It's interesting, because now that I'm older I feel much more of a connection and a huge appreciation for classical music. I guess I always have had that, but when I was a kid learning to play piano, I also felt in some respects that there were certain limitations to it. I don’t mean that to sound big headed at all, and perhaps limitations is the wrong way to phrase it, but in classical music there is a structure that has existed for a very long time and, and there's a certain way to do things. I just felt as a kid that I wanted to experiment a bit more. I didn't realise it in myself at the time, but there was something within me that was steering me away from wanting to go too much further down that classical path. I felt so tied to playing what was on the page and on the score that I felt very stifled in terms of improvising, and I wanted to break that. When we get so used to doing something, it becomes like a muscle memory where we feel like we're in an imaginary box in which we can only do a certain type of thing, when actually it's our own mindset and perception of self that is playing tricks on us.
What would you say are the core emotional themes you are exploring on the forthcoming album?
I really wanted to address the ugly sides of our shadow selves on this album – the side that we tend to repress or suppress within ourselves, and look at bringing those aspects to the fore, in order to heal them. Personally, it is a process that has really helped me, and I wanted to portray that sonically. I suppose the album is almost like an arc, where there are moments of really intense synth sounds that are not particularly easy-listening, and then it steers you back to a more calm state. The idea was that at the end of the album you feel that you have come to a point where you feel that there is a sense of inner stillness and peace within. Because, ultimately, you know, the relationship we have with ourselves is the longest one we'll have in life. And it’s really important to have a deep sense of compassion for ourselves, and for others. It can take something quite big in our life for that to happen – for a moment of self-realisation, or something like that. But I think we're all more than capable of reaching that. Ultimately, on this album, I think I wanted to express this idea of coming to a sense of peace within ourselves.
Would you say that you are most interested as an artist in creating an immersive sonic world?
Yeah, I would say so. I really love the idea of it being a continuous world that you kind of step inside for a bit, and hopefully by the time you come out you've felt, I don't know, whatever it is you've felt, but it's been a journey.Some of my favourite albums, are like that – it’s like there is never a track that takes you out of the moment and it's a seamless experience. I love Wendy Carlos [the electronic pioneer and synth legend who created scores for classic Kubrick films The Shining and A Clockwork Orange], and the way that she creates her own worlds – her vision is just absolutely stunning. I have so much love for her music.
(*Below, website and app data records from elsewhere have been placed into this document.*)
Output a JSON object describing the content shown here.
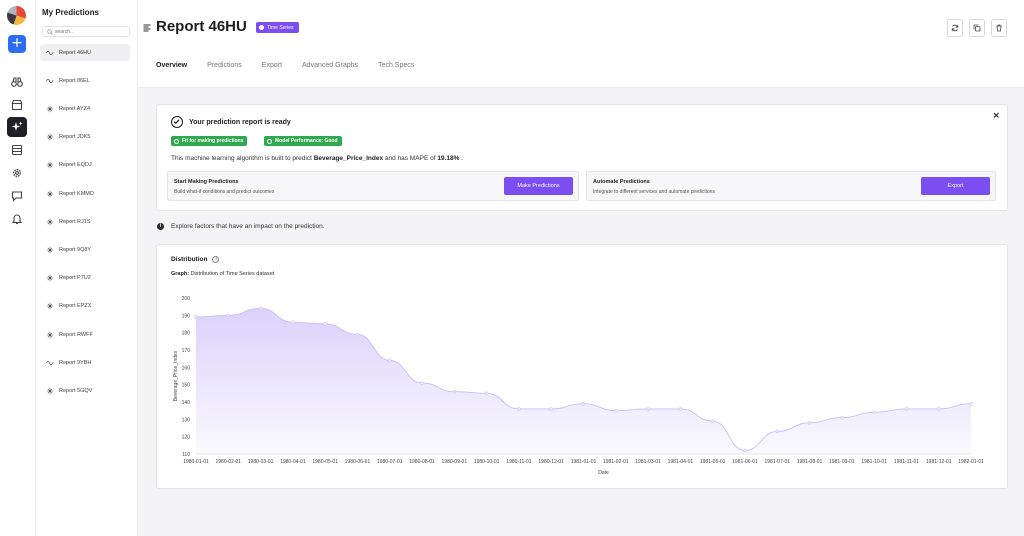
{
  "sidebar": {
    "title": "My Predictions",
    "search_placeholder": "search...",
    "items": [
      {
        "label": "Report 46HU",
        "icon": "wave-icon",
        "active": true
      },
      {
        "label": "Report 86EL",
        "icon": "wave-icon"
      },
      {
        "label": "Report AYZ4",
        "icon": "cluster-icon"
      },
      {
        "label": "Report JDK5",
        "icon": "cluster-icon"
      },
      {
        "label": "Report EQDJ",
        "icon": "cluster-icon"
      },
      {
        "label": "Report KMMD",
        "icon": "cluster-icon"
      },
      {
        "label": "Report RJ1S",
        "icon": "cluster-icon"
      },
      {
        "label": "Report 9Q8Y",
        "icon": "cluster-icon"
      },
      {
        "label": "Report P7U2",
        "icon": "cluster-icon"
      },
      {
        "label": "Report EPZX",
        "icon": "cluster-icon"
      },
      {
        "label": "Report RWFF",
        "icon": "cluster-icon"
      },
      {
        "label": "Report 9YBH",
        "icon": "wave-icon"
      },
      {
        "label": "Report 5GQV",
        "icon": "cluster-icon"
      }
    ]
  },
  "header": {
    "title": "Report 46HU",
    "badge": "Time Series",
    "tabs": [
      "Overview",
      "Predictions",
      "Export",
      "Advanced Graphs",
      "Tech Specs"
    ],
    "active_tab": "Overview"
  },
  "ready_card": {
    "title": "Your prediction report is ready",
    "pill_fit": "Fit for making predictions",
    "pill_perf": "Model Performance: Good",
    "desc_prefix": "This machine learning algorithm is built to predict ",
    "target": "Beverage_Price_Index",
    "desc_mid": " and has MAPE of ",
    "mape": "19.18%",
    "desc_suffix": " .",
    "box1": {
      "title": "Start Making Predictions",
      "subtitle": "Build what-if conditions and predict outcomes",
      "button": "Make Predictions"
    },
    "box2": {
      "title": "Automate Predictions",
      "subtitle": "Integrate to different services and automate predictions",
      "button": "Export"
    }
  },
  "explore_text": "Explore factors that have an impact on the prediction.",
  "distribution": {
    "title": "Distribution",
    "graph_prefix": "Graph:",
    "graph_text": "Distribution of Time Series dataset"
  },
  "colors": {
    "accent": "#7a4ef0",
    "success": "#2fa84f",
    "area_fill": "#d9d0fb"
  },
  "chart_data": {
    "type": "area",
    "xlabel": "Date",
    "ylabel": "Beverage_Price_Index",
    "ylim": [
      110,
      200
    ],
    "yticks": [
      110,
      120,
      130,
      140,
      150,
      160,
      170,
      180,
      190,
      200
    ],
    "x": [
      "1980-01-01",
      "1980-02-01",
      "1980-03-01",
      "1980-04-01",
      "1980-05-01",
      "1980-06-01",
      "1980-07-01",
      "1980-08-01",
      "1980-09-01",
      "1980-10-01",
      "1980-11-01",
      "1980-12-01",
      "1981-01-01",
      "1981-02-01",
      "1981-03-01",
      "1981-04-01",
      "1981-05-01",
      "1981-06-01",
      "1981-07-01",
      "1981-08-01",
      "1981-09-01",
      "1981-10-01",
      "1981-11-01",
      "1981-12-01",
      "1982-01-01"
    ],
    "values": [
      189,
      190,
      194,
      186,
      185,
      179,
      164,
      151,
      146,
      145,
      136,
      136,
      139,
      135,
      136,
      136,
      129,
      112,
      123,
      128,
      131,
      134,
      136,
      136,
      139
    ],
    "grid": false,
    "legend": "none"
  }
}
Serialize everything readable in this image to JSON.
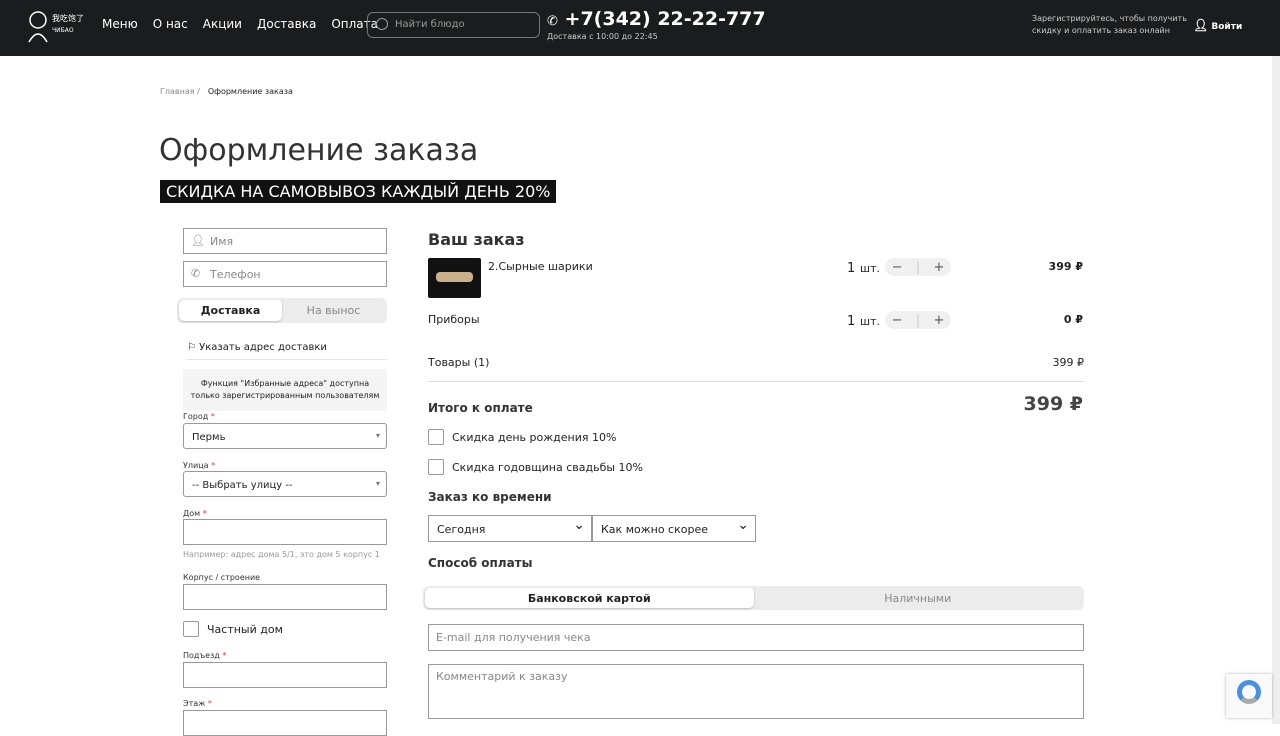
{
  "header": {
    "logo_text": "我吃饱了 ЧИБАО",
    "nav": [
      "Меню",
      "О нас",
      "Акции",
      "Доставка",
      "Оплата"
    ],
    "search_placeholder": "Найти блюдо",
    "phone": "+7(342) 22-22-777",
    "delivery_hours": "Доставка с 10:00 до 22:45",
    "register_line1": "Зарегистрируйтесь, чтобы получить",
    "register_line2": "скидку и оплатить заказ онлайн",
    "login": "Войти"
  },
  "breadcrumb": {
    "home": "Главная",
    "sep": "/",
    "current": "Оформление заказа"
  },
  "title": "Оформление заказа",
  "promo": "СКИДКА НА САМОВЫВОЗ КАЖДЫЙ ДЕНЬ 20%",
  "form": {
    "name_placeholder": "Имя",
    "phone_placeholder": "Телефон",
    "delivery_tabs": [
      "Доставка",
      "На вынос"
    ],
    "address_link": "Указать адрес доставки",
    "favorites_line1": "Функция \"Избранные адреса\" доступна",
    "favorites_line2": "только зарегистрированным пользователям",
    "city_label": "Город",
    "city_value": "Пермь",
    "street_label": "Улица",
    "street_value": "-- Выбрать улицу --",
    "house_label": "Дом",
    "house_hint": "Например: адрес дома 5/1, это дом 5 корпус 1",
    "building_label": "Корпус / строение",
    "private_house": "Частный дом",
    "entrance_label": "Подъезд",
    "floor_label": "Этаж",
    "required": "*"
  },
  "order": {
    "title": "Ваш заказ",
    "items": [
      {
        "name": "2.Сырные шарики",
        "qty": "1",
        "unit": "шт.",
        "price": "399 ₽"
      },
      {
        "name": "Приборы",
        "qty": "1",
        "unit": "шт.",
        "price": "0 ₽"
      }
    ],
    "goods_label": "Товары (1)",
    "goods_sum": "399 ₽",
    "total_label": "Итого к оплате",
    "total": "399 ₽",
    "discounts": [
      "Скидка день рождения 10%",
      "Скидка годовщина свадьбы 10%"
    ],
    "time_title": "Заказ ко времени",
    "day": "Сегодня",
    "time": "Как можно скорее",
    "payment_title": "Способ оплаты",
    "payment_tabs": [
      "Банковской картой",
      "Наличными"
    ],
    "email_placeholder": "E-mail для получения чека",
    "comment_placeholder": "Комментарий к заказу"
  }
}
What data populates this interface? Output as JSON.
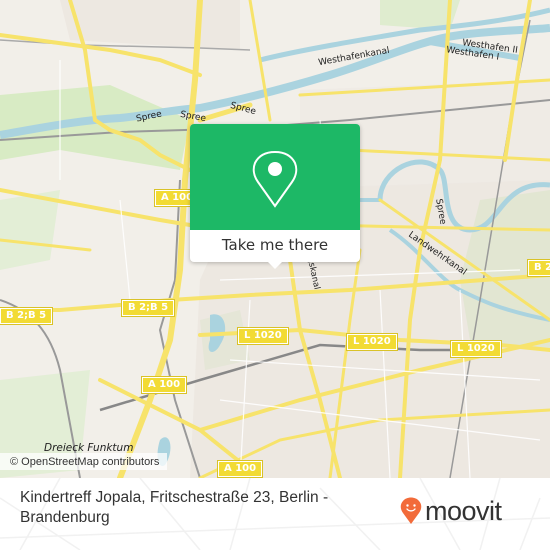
{
  "map": {
    "place_labels": {
      "westhafen_2": "Westhafen II",
      "westhafen_1": "Westhafen I",
      "westhafenkanal": "Westhafenkanal",
      "charlottenburger_verbindungskanal": "Charlottenburger Verbindungskanal",
      "spree_1": "Spree",
      "spree_2": "Spree",
      "spree_3": "Spree",
      "spree_4": "Spree",
      "landwehrkanal": "Landwehrkanal",
      "dreieck_funktum": "Dreieck Funktum"
    },
    "road_shields": {
      "a100_top": "A 100",
      "a100_mid": "A 100",
      "a100_bottom": "A 100",
      "b2b5_left": "B 2;B 5",
      "b2b5_center": "B 2;B 5",
      "b2_right": "B 2",
      "l1020_1": "L 1020",
      "l1020_2": "L 1020",
      "l1020_3": "L 1020"
    },
    "attribution": "© OpenStreetMap contributors"
  },
  "popup": {
    "icon": "location-pin-icon",
    "button_label": "Take me there",
    "accent_color": "#1db866"
  },
  "footer": {
    "address": "Kindertreff Jopala, Fritschestraße 23, Berlin - Brandenburg",
    "logo_text": "moovit",
    "logo_color": "#f26b3a"
  }
}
I find it really hard to express in words when I really love something, but it’s like I have a physical sensation when I listen to the music and it's just like, outpouring of love. Music just creates a really strong, visceral emotion in me, and it's so inspiring when that happens with an album. I can't even fathom how Wendy created her incredible sonic worlds, but it is something I find really interesting and relate to.
Portraits but Luca Bailey.
Find out more about HInako Omori here.
Hinako Omori plays The Institute of Contemporary Arts this December.